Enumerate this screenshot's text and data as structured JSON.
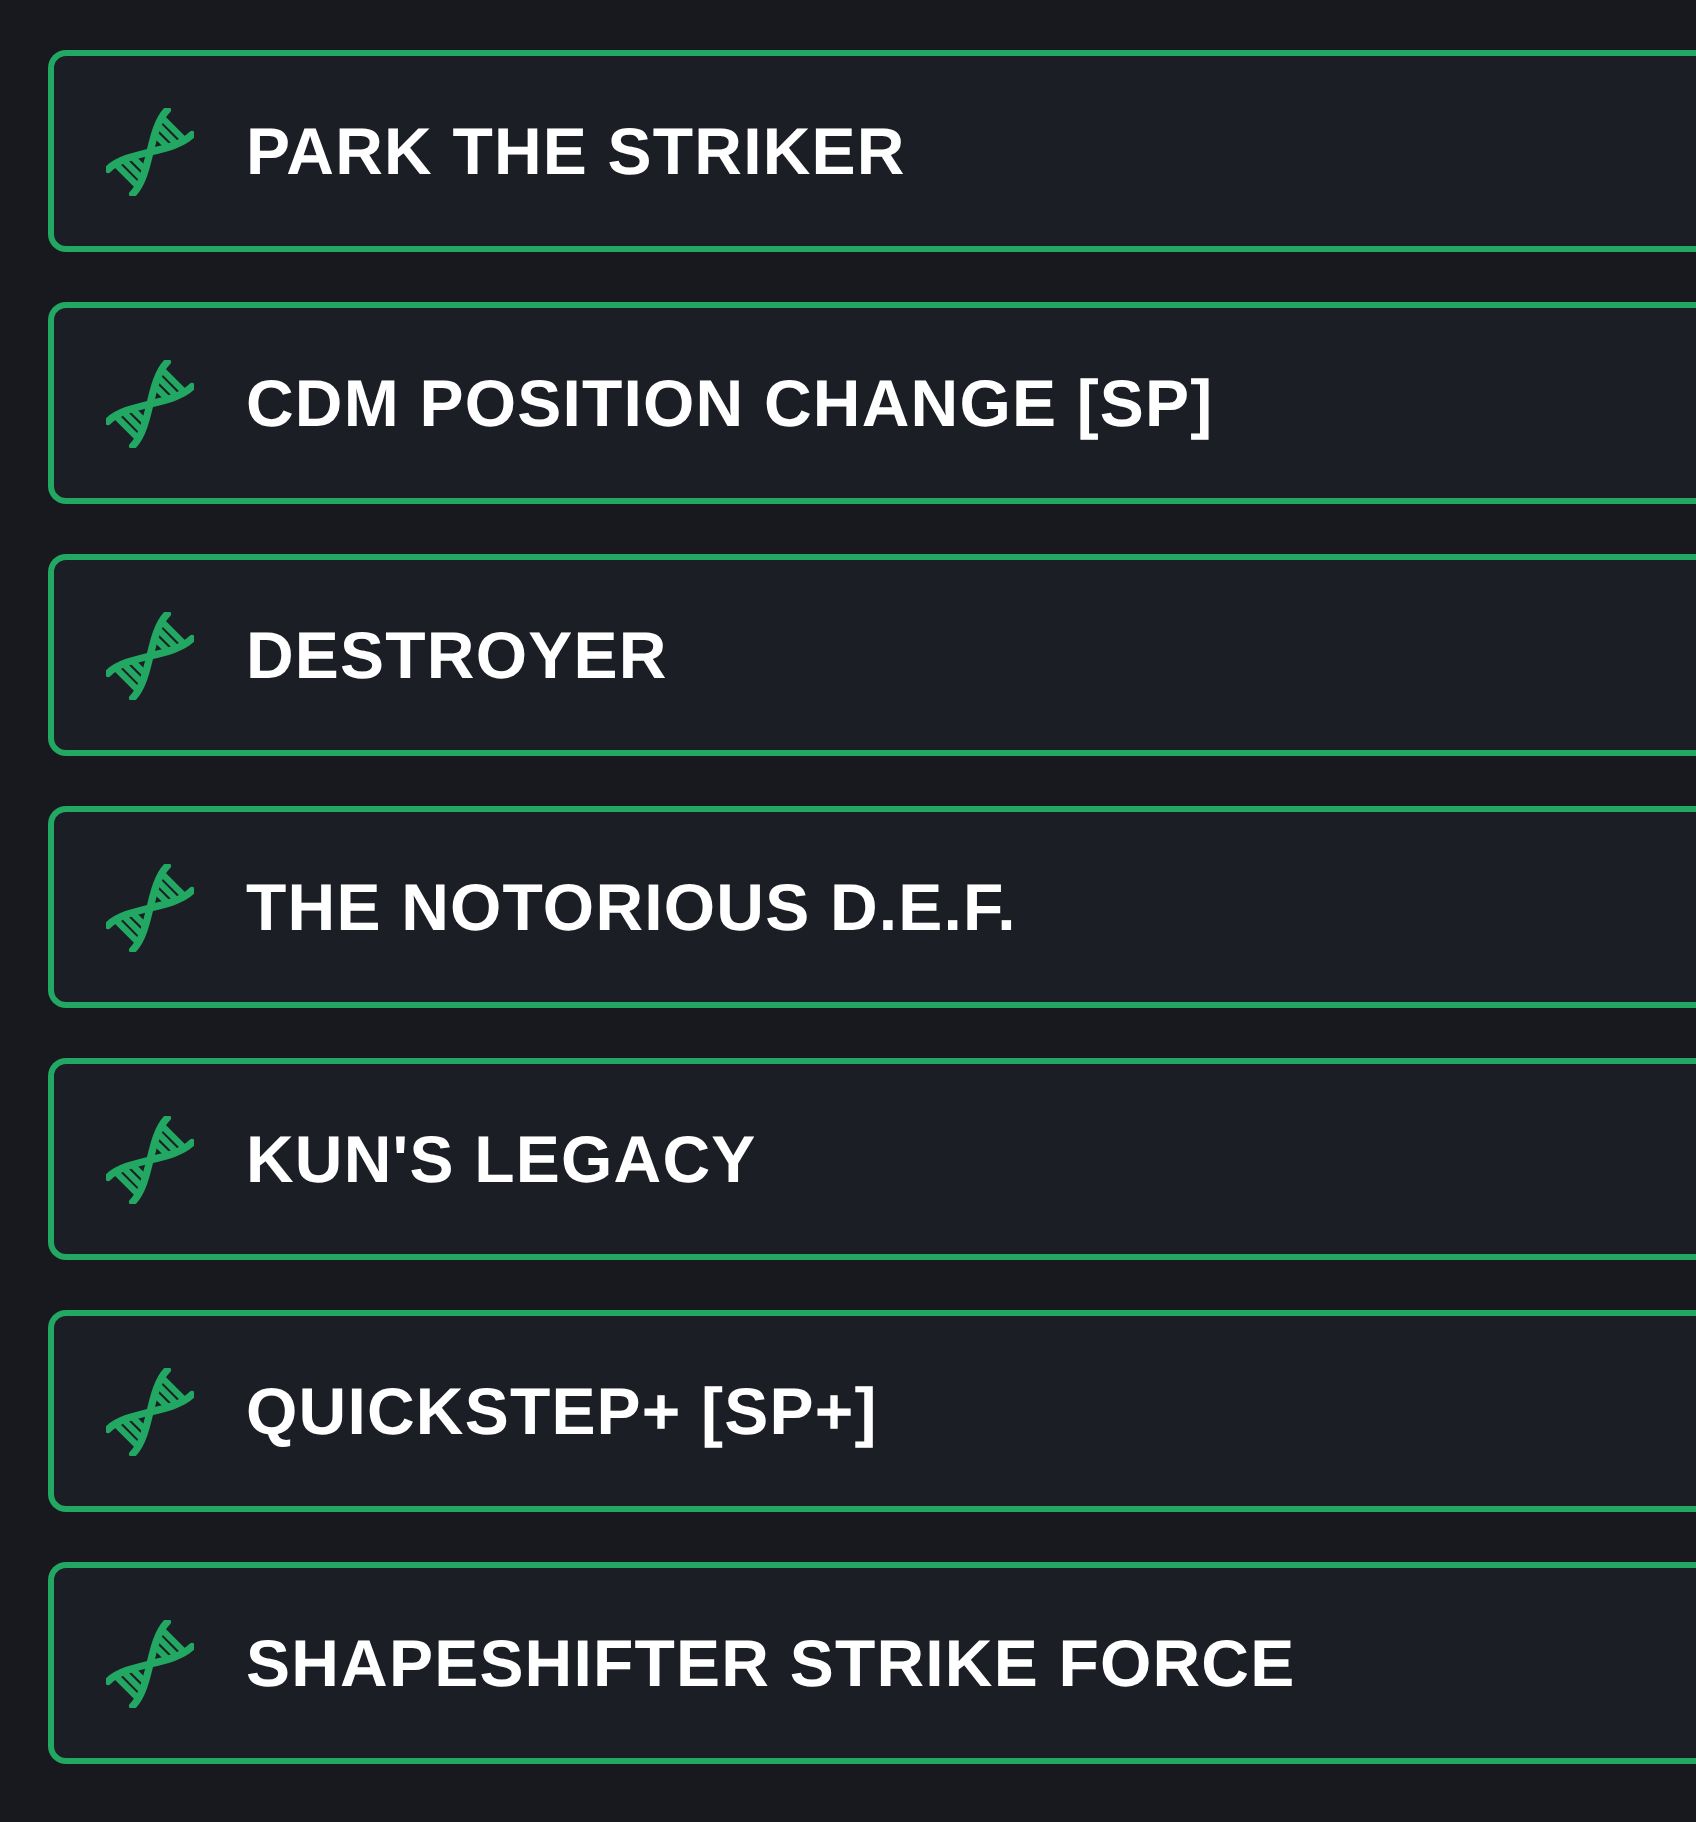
{
  "items": [
    {
      "label": "PARK THE STRIKER"
    },
    {
      "label": "CDM POSITION CHANGE [SP]"
    },
    {
      "label": "DESTROYER"
    },
    {
      "label": "THE NOTORIOUS D.E.F."
    },
    {
      "label": "KUN'S LEGACY"
    },
    {
      "label": "QUICKSTEP+ [SP+]"
    },
    {
      "label": "SHAPESHIFTER STRIKE FORCE"
    }
  ]
}
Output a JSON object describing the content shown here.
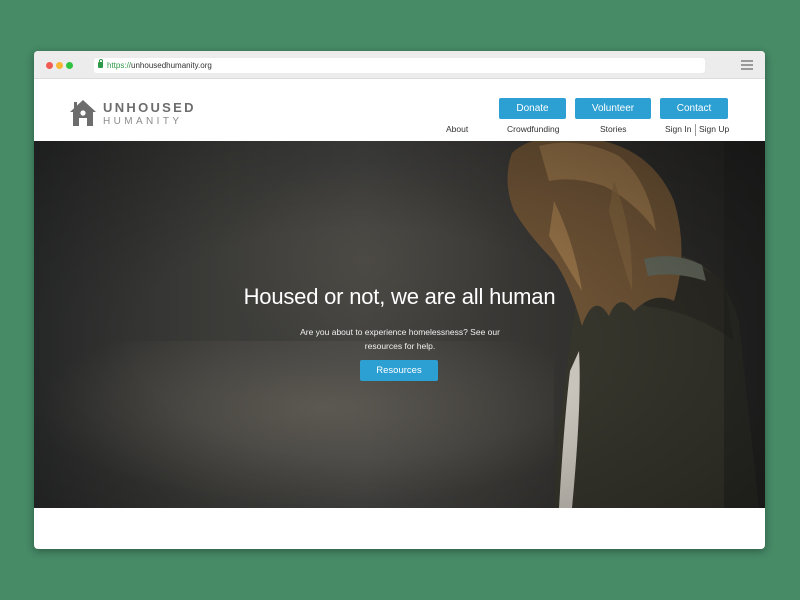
{
  "browser": {
    "url_scheme": "https://",
    "url_host": "unhousedhumanity.org"
  },
  "brand": {
    "name_line1": "UNHOUSED",
    "name_line2": "HUMANITY"
  },
  "header": {
    "buttons": [
      {
        "label": "Donate"
      },
      {
        "label": "Volunteer"
      },
      {
        "label": "Contact"
      }
    ],
    "nav": [
      {
        "label": "About"
      },
      {
        "label": "Crowdfunding"
      },
      {
        "label": "Stories"
      },
      {
        "label": "Sign In"
      },
      {
        "label": "Sign Up"
      }
    ]
  },
  "hero": {
    "title": "Housed or not, we are all human",
    "subtitle": "Are you about to experience homelessness? See our resources for help.",
    "button_label": "Resources"
  },
  "colors": {
    "background": "#468a66",
    "accent": "#2c9fd3",
    "logo_gray": "#6d6d6d"
  },
  "icons": [
    "house-logo-icon",
    "lock-icon",
    "menu-icon"
  ]
}
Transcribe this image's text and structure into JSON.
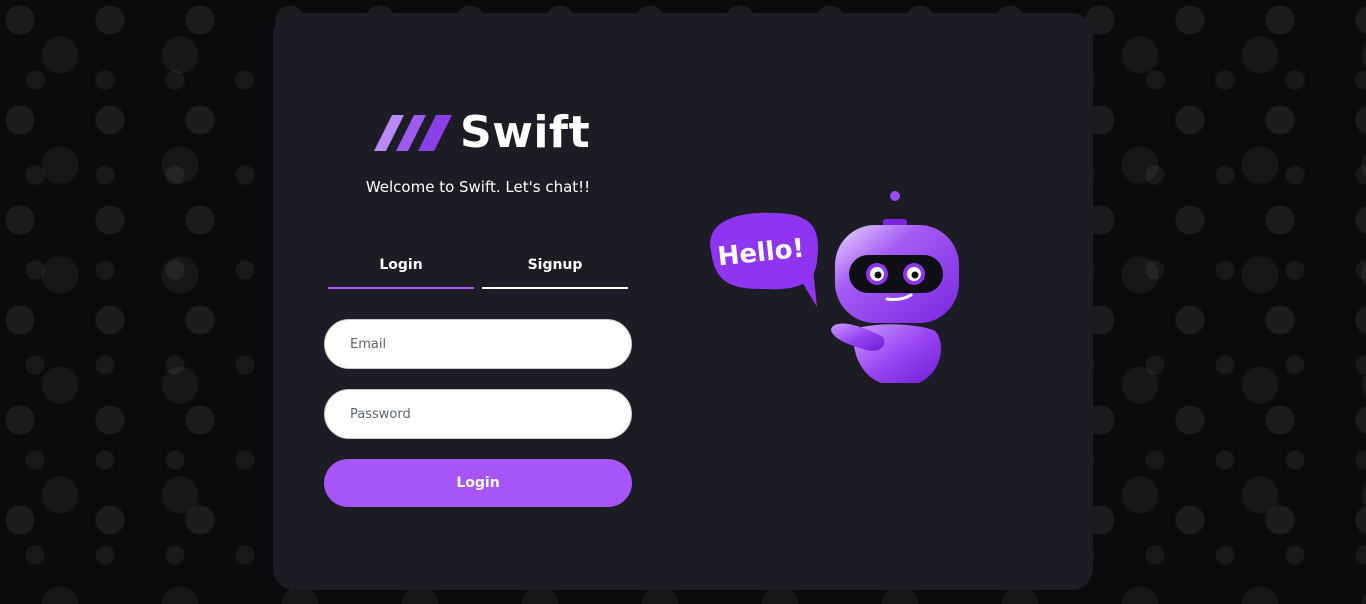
{
  "brand": {
    "name": "Swift",
    "tagline": "Welcome to Swift. Let's chat!!",
    "accent": "#a855f7"
  },
  "tabs": [
    {
      "label": "Login",
      "active": true
    },
    {
      "label": "Signup",
      "active": false
    }
  ],
  "form": {
    "email_placeholder": "Email",
    "email_value": "",
    "password_placeholder": "Password",
    "password_value": "",
    "submit_label": "Login"
  },
  "illustration": {
    "speech_bubble_text": "Hello!",
    "icon": "robot-icon"
  }
}
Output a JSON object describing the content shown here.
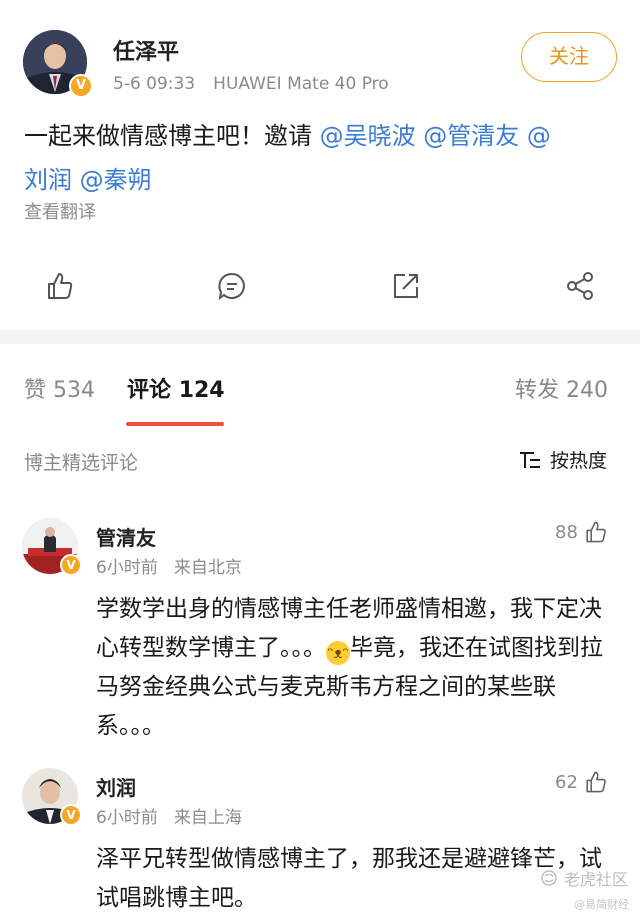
{
  "post": {
    "author": "任泽平",
    "time": "5-6 09:33",
    "device": "HUAWEI Mate 40 Pro",
    "follow_label": "关注",
    "text_prefix": "一起来做情感博主吧！邀请 ",
    "mentions": [
      "@吴晓波",
      "@管清友",
      "@",
      "刘润",
      "@秦朔"
    ],
    "translate_label": "查看翻译",
    "actions": [
      "like-icon",
      "comment-icon",
      "share-icon",
      "more-share-icon"
    ]
  },
  "tabs": {
    "likes_label": "赞",
    "likes_count": "534",
    "comments_label": "评论",
    "comments_count": "124",
    "reposts_label": "转发",
    "reposts_count": "240"
  },
  "filter": {
    "label": "博主精选评论",
    "sort_label": "按热度"
  },
  "comments": [
    {
      "name": "管清友",
      "time": "6小时前",
      "location": "来自北京",
      "likes": "88",
      "text_before": "学数学出身的情感博主任老师盛情相邀，我下定决心转型数学博主了。。。",
      "text_after": "毕竟，我还在试图找到拉马努金经典公式与麦克斯韦方程之间的某些联系。。。"
    },
    {
      "name": "刘润",
      "time": "6小时前",
      "location": "来自上海",
      "likes": "62",
      "text": "泽平兄转型做情感博主了，那我还是避避锋芒，试试唱跳博主吧。"
    }
  ],
  "watermark": {
    "text": "老虎社区",
    "sub": "@易简财经"
  },
  "colors": {
    "accent": "#e8533a",
    "mention": "#3a7bd5",
    "follow": "#e8951a",
    "badge": "#f5a623"
  }
}
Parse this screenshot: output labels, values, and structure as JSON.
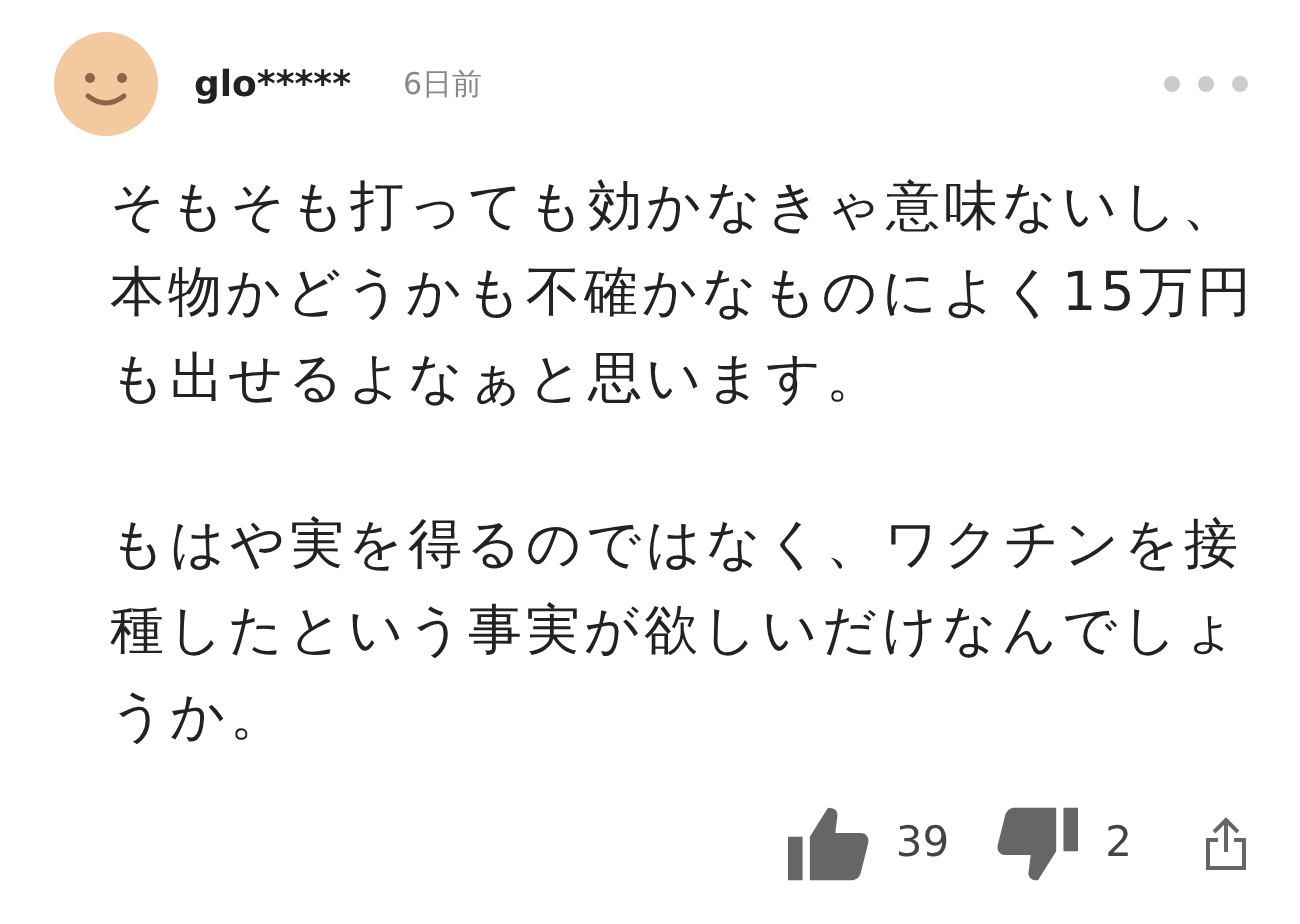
{
  "comment": {
    "user": "glo*****",
    "time": "6日前",
    "paragraphs": [
      "そもそも打っても効かなきゃ意味ないし、本物かどうかも不確かなものによく15万円も出せるよなぁと思います。",
      "もはや実を得るのではなく、ワクチンを接種したという事実が欲しいだけなんでしょうか。"
    ],
    "likes": "39",
    "dislikes": "2"
  }
}
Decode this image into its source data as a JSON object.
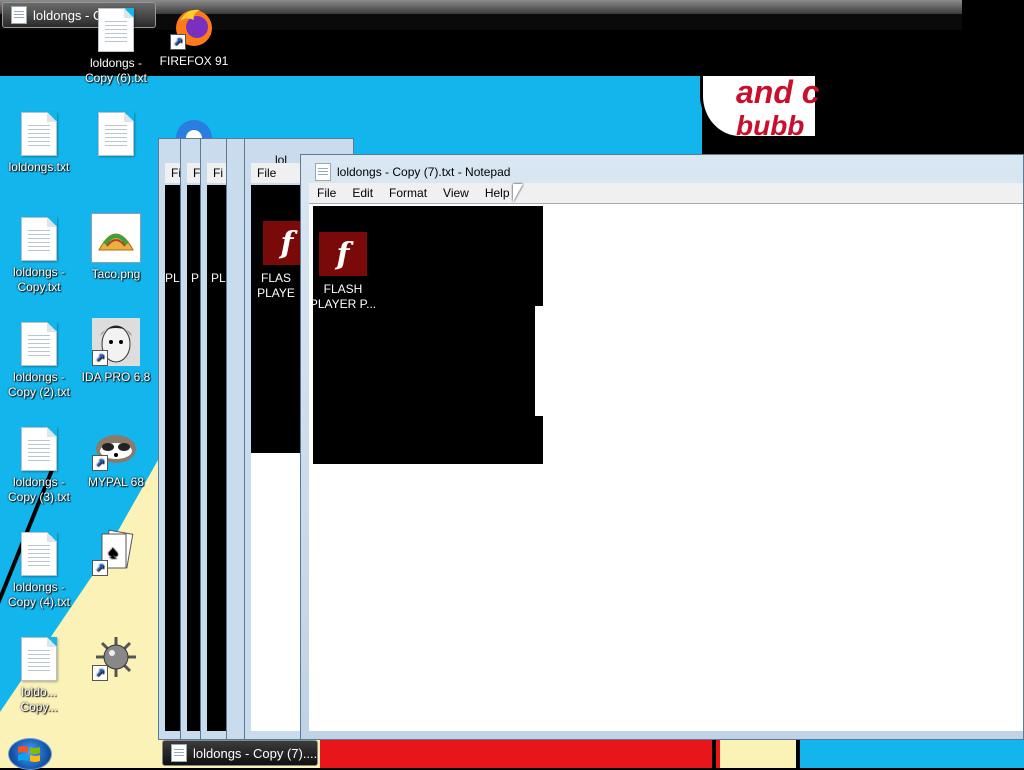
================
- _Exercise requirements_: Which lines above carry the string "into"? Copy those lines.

- _Answer below_:
Transcribe this image's text and structure into JSON.
Decode this image into its source data as a JSON object.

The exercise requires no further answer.